NH: Yeah, the pressure is constant. That’s generally the expectation that you have access to these things in your life. These apps like Instagram, Twitter, Facebook promise you that you will get a chance to get closer to the things that you enjoy. It’s a strange thing for us – when we started the band, the internet was barely started, we didn’t have to think about having a web page and those kinds of things. At our first tour we didn’t even have cell phones. That makes us sound so old, but technology has really moved fast. There’s a lot of pressure to keep up, but it’s also exciting that I can get to know people that way and talk to them directly.

Nick Hammer on stage (Photo by Rachel Demy)

Nick Hammer on stage (Photo by Rachel Demy)

Speaking of pressure – on the new record there is this song ‘Ingénue’ about the transience of female youth and beauty. What gave Ben the idea for the lyrics?
NH: Ben was married to an actress [Zooey Deschanel] and while he was living in Los Angeles, I think, he saw and met a lot of people that are in an industry that is very hard on women and their looks. They are supposed to stay young forever, it’s a shame. I think the song is kind of a critic on that. The chorus is ‘Take all you can from the mouth of men’, like take it all and run away, get away from it before it destroys you.

It’s a pretty vicious industry and it’s not fair.

But everyone has their own interpretation and you have to ask Ben what his intentions are. Over the course of all of the albums that I’ve played on and all of the songs he has written, there’s only a couple of songs that I’ve ever asked Ben what they really mean and where they came from.

You are going to have a little daughter soon. If you could choose one song that gives her hope and one that gives her passion in situations she might lose it, which ones would that be?
NH: That’s a great question – let me think about that… There are so many great songs in the world… man, I don’t know… Because I don’t know if I would pick something old or something new. That’s though. Hang on a second. Something I think that would give her passion… I would probably pick Rid of Me by PJ HARVEY. Anything from her I hope resonates with my daughter to the core, because I love PJ HARVEY so much as a musician.

And then somethings that fills with hope… Man, I don’t know. It could be something upbeat and fun, but at the same time it could also be kind of meditative and thoughtful. I feel very hopeful and get very inspired every time I listen to THE NATIONAL or to sad stuff like ELLIOTT SMITH. Just like Heaven from THE CURE makes me very uplifted and hopeful. I want my daughter to discover good music. So much of the music that I love, I listened to because it wasn’t what my parents listened to. So I kind of want her to hate my music, so she can find the cool shit. [laughs]

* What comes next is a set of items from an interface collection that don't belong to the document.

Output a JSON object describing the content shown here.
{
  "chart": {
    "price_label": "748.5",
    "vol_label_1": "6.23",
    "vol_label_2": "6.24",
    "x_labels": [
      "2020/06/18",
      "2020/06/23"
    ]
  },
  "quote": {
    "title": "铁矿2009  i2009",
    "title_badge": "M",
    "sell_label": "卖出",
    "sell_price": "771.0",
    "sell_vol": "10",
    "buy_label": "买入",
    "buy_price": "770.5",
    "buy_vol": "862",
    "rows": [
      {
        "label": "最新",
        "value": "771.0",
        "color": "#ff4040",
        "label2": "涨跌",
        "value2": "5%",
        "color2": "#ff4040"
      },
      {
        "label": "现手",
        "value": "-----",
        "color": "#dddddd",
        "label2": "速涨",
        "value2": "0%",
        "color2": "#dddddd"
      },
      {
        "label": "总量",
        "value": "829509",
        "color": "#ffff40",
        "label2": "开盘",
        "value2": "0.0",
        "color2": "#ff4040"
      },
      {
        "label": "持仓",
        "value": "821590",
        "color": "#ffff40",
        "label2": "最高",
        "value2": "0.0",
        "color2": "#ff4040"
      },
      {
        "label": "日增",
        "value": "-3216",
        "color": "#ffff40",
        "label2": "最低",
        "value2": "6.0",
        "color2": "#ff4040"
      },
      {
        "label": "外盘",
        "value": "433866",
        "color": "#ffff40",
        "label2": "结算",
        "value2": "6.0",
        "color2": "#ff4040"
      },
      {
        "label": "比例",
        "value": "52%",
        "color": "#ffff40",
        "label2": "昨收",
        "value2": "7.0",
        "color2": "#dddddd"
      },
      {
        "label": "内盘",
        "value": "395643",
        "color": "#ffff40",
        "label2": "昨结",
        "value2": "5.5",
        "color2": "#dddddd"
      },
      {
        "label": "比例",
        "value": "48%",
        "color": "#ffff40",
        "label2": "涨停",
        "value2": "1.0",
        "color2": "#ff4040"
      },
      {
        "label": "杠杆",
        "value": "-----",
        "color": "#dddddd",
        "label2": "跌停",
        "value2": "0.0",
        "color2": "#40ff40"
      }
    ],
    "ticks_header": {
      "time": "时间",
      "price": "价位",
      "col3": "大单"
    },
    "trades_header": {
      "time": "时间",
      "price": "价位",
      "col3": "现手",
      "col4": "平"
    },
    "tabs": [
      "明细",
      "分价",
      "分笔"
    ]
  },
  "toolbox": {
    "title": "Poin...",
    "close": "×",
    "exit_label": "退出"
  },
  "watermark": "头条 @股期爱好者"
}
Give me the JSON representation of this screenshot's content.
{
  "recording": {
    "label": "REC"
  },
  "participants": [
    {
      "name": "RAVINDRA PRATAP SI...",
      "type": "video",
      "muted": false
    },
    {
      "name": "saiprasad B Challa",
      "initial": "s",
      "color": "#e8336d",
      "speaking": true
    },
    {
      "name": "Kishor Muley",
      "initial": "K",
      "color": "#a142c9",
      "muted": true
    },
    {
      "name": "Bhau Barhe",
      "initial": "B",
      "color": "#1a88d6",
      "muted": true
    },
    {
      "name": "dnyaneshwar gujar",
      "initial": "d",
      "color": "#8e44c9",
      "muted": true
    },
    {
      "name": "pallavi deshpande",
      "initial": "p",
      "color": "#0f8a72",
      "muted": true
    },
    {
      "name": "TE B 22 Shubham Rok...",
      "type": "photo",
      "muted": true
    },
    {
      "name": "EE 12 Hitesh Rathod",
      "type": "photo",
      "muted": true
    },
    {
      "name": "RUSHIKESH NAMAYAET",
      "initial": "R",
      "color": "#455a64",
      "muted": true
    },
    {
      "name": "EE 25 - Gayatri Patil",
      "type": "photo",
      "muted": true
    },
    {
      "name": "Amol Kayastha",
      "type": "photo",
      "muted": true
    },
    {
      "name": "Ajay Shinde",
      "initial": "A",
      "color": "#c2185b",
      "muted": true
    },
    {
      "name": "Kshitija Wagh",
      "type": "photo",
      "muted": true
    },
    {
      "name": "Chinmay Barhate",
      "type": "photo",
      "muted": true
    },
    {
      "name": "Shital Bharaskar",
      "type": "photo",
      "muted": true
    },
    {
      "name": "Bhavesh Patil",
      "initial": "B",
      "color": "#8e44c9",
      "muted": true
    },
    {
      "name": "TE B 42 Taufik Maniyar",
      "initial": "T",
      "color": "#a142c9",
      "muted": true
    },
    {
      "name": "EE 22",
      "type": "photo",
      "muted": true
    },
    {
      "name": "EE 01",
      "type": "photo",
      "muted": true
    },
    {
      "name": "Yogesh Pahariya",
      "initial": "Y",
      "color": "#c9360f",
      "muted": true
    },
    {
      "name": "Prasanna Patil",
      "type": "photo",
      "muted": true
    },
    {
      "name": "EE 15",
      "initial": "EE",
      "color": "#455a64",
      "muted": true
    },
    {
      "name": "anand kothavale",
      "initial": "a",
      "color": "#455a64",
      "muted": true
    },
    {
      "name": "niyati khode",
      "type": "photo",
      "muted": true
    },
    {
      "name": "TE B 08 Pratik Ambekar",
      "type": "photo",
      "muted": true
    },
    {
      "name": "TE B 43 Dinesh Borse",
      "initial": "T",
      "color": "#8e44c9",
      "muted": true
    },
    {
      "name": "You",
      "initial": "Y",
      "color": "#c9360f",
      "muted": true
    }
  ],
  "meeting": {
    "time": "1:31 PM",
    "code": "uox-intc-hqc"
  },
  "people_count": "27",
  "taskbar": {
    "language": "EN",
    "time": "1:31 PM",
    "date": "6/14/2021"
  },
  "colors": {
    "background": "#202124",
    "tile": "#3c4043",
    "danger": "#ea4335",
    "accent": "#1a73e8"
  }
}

That’s tricky.
NH: …Music that fills me with a lot of hope… I would play her basically any record from the band EXPLOSIONS IN THE SKY. Instrumental guitar rock, no singing and just beautiful arrangements and sweeping crescendos. Whenever it’s on, it just makes life feel epic. That would fill her with hope.